Residents In the Bay Area Are Now Under the Strictest Lockdown Orders In the Nation

Posted: Mar 16, 2020 7:20 PM
Residents In the Bay Area Are Now Under the Strictest Lockdown Orders In the Nation

Source: AP Photo/Lorin Eleni Gill

Beginning at 12:01 a.m. PST on Tuesday, residents in six counties in Northern California will be under a "shelter in place" order, which is considered one step lower than a full lockdown. According to the San Francisco Chronicle, the order will impact more than 6.7 million people. 

The counties impacted include:

  • Marin County – population of 259,000
  • San Francisco County – population of 883,305
  • Contra Costa County – population of 1.15 million
  • Alameda County – population of 1.66 million
  • San Mateo County – population of 769,545
  • Santa Clara County – population of 1.93 million

The measure is designed to keep people away from one another as public health officials try to curb the rapidly spreading Wuhan coronavirus that is taking place along the West Coast.

Businesses that are not deemed "essential" will be forced to close. Grocery stores, pharmacies, hardware stores and restaurant delivery will remain open. The only essential employees that will be allowed to work during this order include health care workers, police, fire, other emergency personnel, utility providers, like electricians, plumbers, and sanitation workers. 

The Bay Area Rapid Transit (BART) and airports will remain open for essential travel.

“We were seeing a tipping point here in Santa Clara County with exponential growth of our cases,” Health Officer Santa Clara County Dr. Sara Cody said during a press conference on Monday. "The county has 138 cases as of Monday — an increase of 72 since Friday. “Over the weekend, I had a discussion with fellow health officers in the Bay Area and we realized that we are one region, and that what’s happening in Santa Clara County today will soon be happening in the adjacent jurisdictions.

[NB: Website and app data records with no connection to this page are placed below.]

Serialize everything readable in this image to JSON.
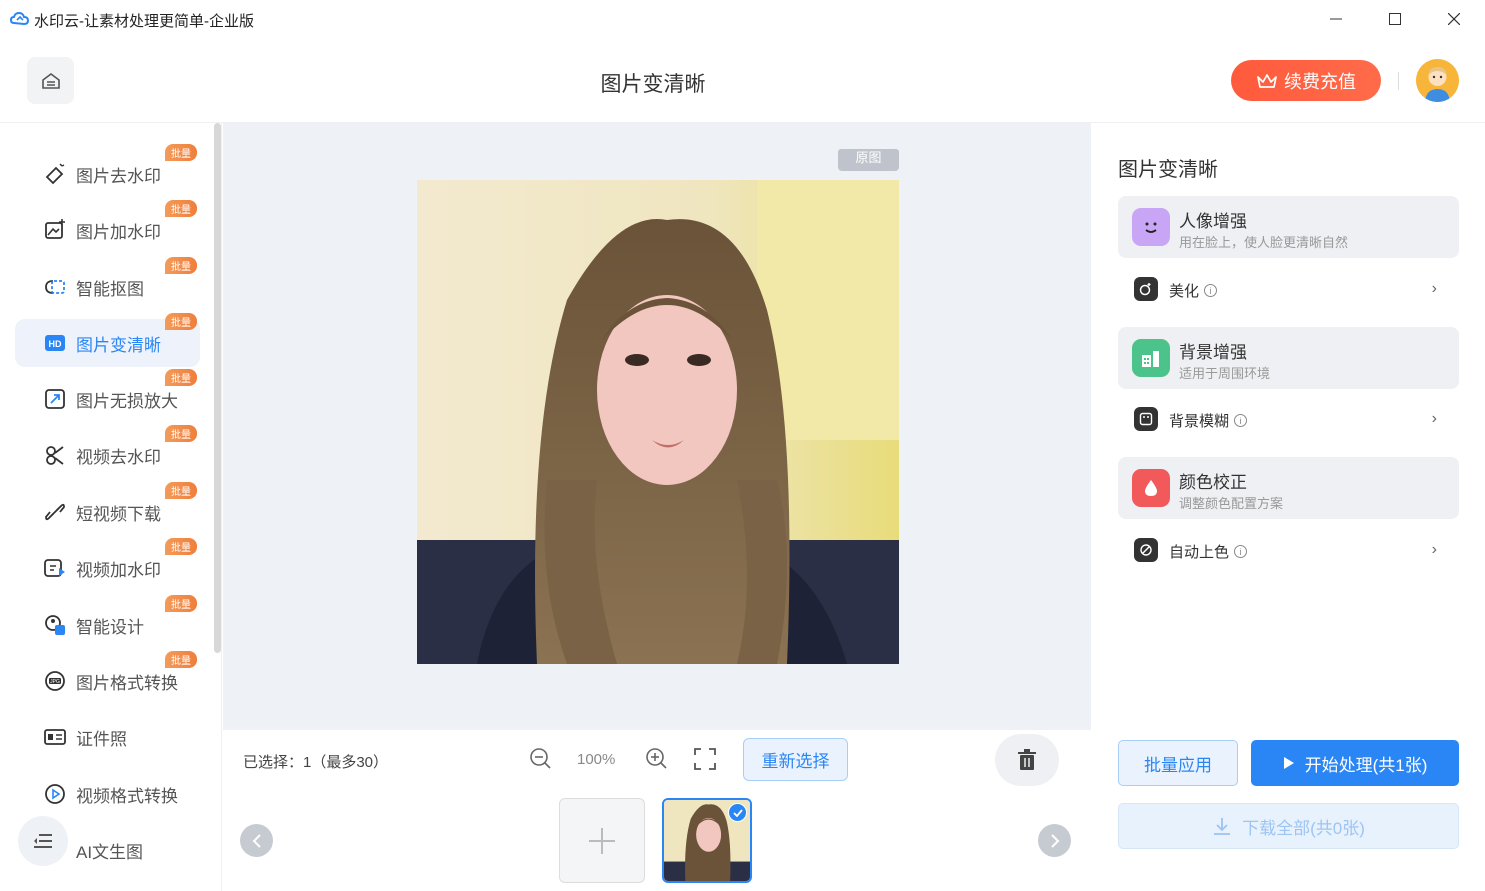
{
  "window": {
    "title": "水印云-让素材处理更简单-企业版",
    "min_icon": "minimize-icon",
    "max_icon": "maximize-icon",
    "close_icon": "close-icon"
  },
  "header": {
    "page_title": "图片变清晰",
    "recharge_label": "续费充值",
    "colors": {
      "recharge": "#ff5a3c",
      "accent": "#2b86f5"
    }
  },
  "sidebar": {
    "badge_text": "批量",
    "items": [
      {
        "label": "图片去水印",
        "icon": "eraser-icon",
        "badge": true
      },
      {
        "label": "图片加水印",
        "icon": "image-add-icon",
        "badge": true
      },
      {
        "label": "智能抠图",
        "icon": "cutout-icon",
        "badge": true
      },
      {
        "label": "图片变清晰",
        "icon": "hd-icon",
        "badge": true,
        "active": true
      },
      {
        "label": "图片无损放大",
        "icon": "enlarge-icon",
        "badge": true
      },
      {
        "label": "视频去水印",
        "icon": "video-eraser-icon",
        "badge": true
      },
      {
        "label": "短视频下载",
        "icon": "link-icon",
        "badge": true
      },
      {
        "label": "视频加水印",
        "icon": "video-add-icon",
        "badge": true
      },
      {
        "label": "智能设计",
        "icon": "design-icon",
        "badge": true
      },
      {
        "label": "图片格式转换",
        "icon": "jpg-convert-icon",
        "badge": true
      },
      {
        "label": "证件照",
        "icon": "id-photo-icon",
        "badge": false
      },
      {
        "label": "视频格式转换",
        "icon": "play-circle-icon",
        "badge": false
      },
      {
        "label": "AI文生图",
        "icon": "ai-image-icon",
        "badge": false
      }
    ]
  },
  "canvas": {
    "original_tag": "原图"
  },
  "toolbar": {
    "selected_text": "已选择：1（最多30）",
    "zoom": "100%",
    "reselect_label": "重新选择"
  },
  "panel": {
    "title": "图片变清晰",
    "groups": [
      {
        "title": "人像增强",
        "desc": "用在脸上，使人脸更清晰自然",
        "icon_color": "#c9a6f5",
        "option": "美化"
      },
      {
        "title": "背景增强",
        "desc": "适用于周围环境",
        "icon_color": "#4cc38a",
        "option": "背景模糊"
      },
      {
        "title": "颜色校正",
        "desc": "调整颜色配置方案",
        "icon_color": "#f2595b",
        "option": "自动上色"
      }
    ],
    "batch_label": "批量应用",
    "start_label": "开始处理(共1张)",
    "download_label": "下载全部(共0张)"
  }
}
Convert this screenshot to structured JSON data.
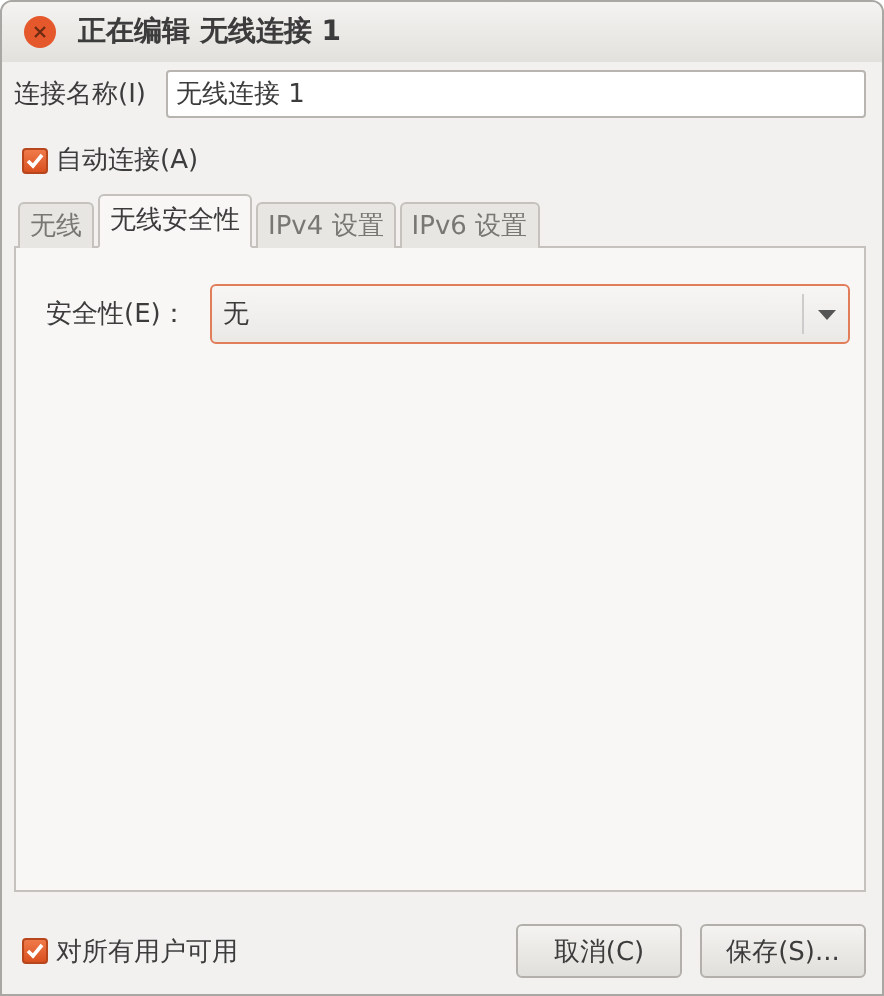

We decided collectively we need to stake swift action as soon as possible to prevent further spread.

Those who violate or fail to comply with the order can face a misdemeanor charge, which can be punishable with a fine, jail time or both.

The order is expected to remain in effect until Apr. 7.